- [Records]:
--- START ---

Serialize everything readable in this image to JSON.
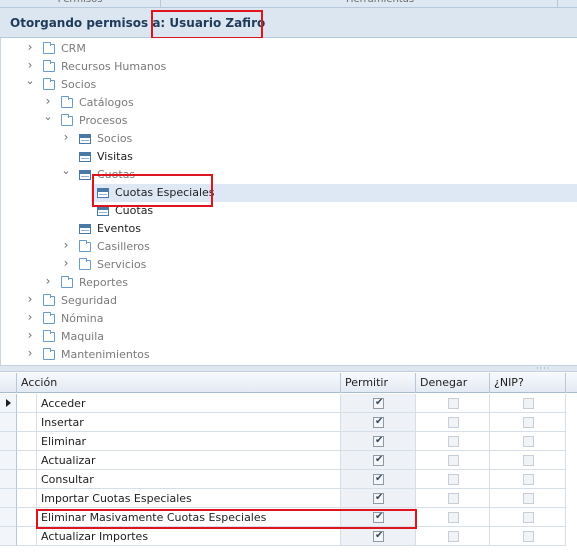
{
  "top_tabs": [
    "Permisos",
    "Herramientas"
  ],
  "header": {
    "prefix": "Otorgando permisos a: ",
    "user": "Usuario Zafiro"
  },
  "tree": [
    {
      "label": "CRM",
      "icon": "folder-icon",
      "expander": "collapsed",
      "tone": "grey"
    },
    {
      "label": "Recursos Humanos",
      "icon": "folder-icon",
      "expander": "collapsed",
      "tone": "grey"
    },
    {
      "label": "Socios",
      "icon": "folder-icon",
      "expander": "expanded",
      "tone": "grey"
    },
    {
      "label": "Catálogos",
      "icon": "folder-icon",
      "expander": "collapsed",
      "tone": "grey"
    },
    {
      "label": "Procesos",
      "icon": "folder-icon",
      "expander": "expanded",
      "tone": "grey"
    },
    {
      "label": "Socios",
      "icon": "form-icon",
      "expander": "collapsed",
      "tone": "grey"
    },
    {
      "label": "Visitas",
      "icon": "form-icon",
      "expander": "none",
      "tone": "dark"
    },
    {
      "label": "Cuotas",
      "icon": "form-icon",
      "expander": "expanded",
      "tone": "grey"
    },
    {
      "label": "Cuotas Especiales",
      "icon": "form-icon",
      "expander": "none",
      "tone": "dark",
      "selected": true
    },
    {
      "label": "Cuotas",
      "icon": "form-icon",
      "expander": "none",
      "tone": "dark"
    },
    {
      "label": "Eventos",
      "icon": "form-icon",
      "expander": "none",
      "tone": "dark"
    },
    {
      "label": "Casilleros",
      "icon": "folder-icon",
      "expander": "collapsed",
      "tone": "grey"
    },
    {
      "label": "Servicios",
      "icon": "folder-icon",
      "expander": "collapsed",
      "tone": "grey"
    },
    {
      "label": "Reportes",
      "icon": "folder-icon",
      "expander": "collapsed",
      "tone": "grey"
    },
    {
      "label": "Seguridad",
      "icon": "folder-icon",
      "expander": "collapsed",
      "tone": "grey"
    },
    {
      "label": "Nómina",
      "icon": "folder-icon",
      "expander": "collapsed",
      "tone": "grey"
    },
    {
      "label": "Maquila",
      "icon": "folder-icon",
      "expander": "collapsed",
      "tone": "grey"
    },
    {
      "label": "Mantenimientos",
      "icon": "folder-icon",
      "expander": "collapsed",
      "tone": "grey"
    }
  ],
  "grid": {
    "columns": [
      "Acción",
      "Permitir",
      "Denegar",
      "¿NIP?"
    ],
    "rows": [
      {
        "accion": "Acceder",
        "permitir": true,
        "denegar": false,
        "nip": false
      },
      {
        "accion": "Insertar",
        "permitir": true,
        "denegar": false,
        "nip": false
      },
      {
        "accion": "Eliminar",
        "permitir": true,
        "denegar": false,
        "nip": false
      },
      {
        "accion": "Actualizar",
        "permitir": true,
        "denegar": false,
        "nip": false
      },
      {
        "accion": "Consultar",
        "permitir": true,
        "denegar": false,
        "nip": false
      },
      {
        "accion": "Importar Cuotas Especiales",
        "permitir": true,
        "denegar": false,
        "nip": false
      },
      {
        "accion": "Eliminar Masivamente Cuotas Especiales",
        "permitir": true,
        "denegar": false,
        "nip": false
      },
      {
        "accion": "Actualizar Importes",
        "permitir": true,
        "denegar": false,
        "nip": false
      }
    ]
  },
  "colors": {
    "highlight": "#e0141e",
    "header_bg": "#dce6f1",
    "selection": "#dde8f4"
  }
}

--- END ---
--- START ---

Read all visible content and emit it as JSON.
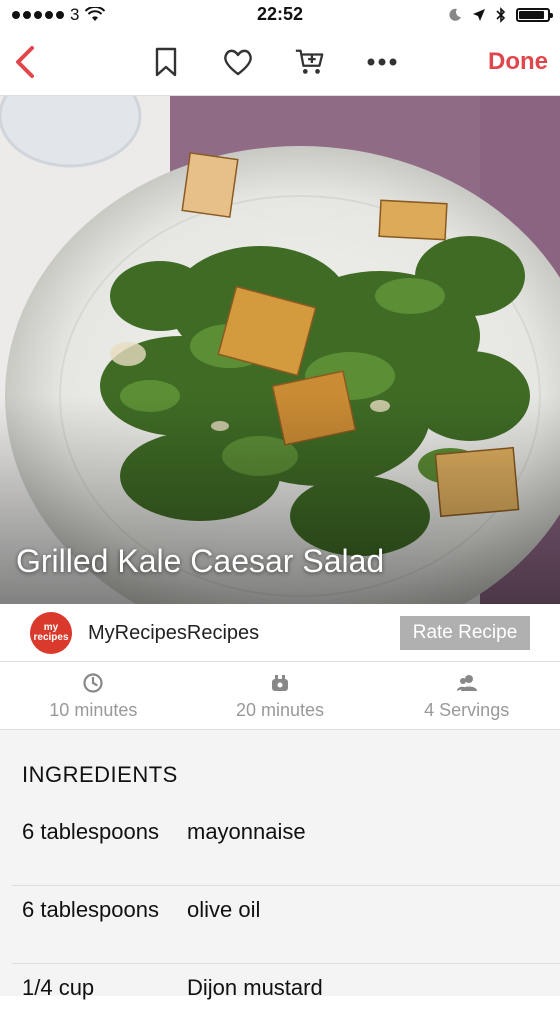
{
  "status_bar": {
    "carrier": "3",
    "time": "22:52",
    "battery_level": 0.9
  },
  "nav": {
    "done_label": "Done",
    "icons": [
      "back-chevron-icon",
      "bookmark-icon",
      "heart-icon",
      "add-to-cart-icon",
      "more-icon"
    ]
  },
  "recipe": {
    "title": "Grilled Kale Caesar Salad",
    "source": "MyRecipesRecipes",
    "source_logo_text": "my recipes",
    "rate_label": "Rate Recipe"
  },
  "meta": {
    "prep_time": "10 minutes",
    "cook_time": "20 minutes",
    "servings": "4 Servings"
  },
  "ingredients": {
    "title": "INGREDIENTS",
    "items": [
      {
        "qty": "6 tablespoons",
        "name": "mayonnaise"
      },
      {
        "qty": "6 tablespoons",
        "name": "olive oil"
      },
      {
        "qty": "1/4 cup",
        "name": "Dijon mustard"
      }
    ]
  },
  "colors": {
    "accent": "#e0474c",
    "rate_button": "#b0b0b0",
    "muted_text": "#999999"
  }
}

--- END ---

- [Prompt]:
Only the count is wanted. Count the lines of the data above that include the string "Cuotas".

- [Solution to this exercise]:
5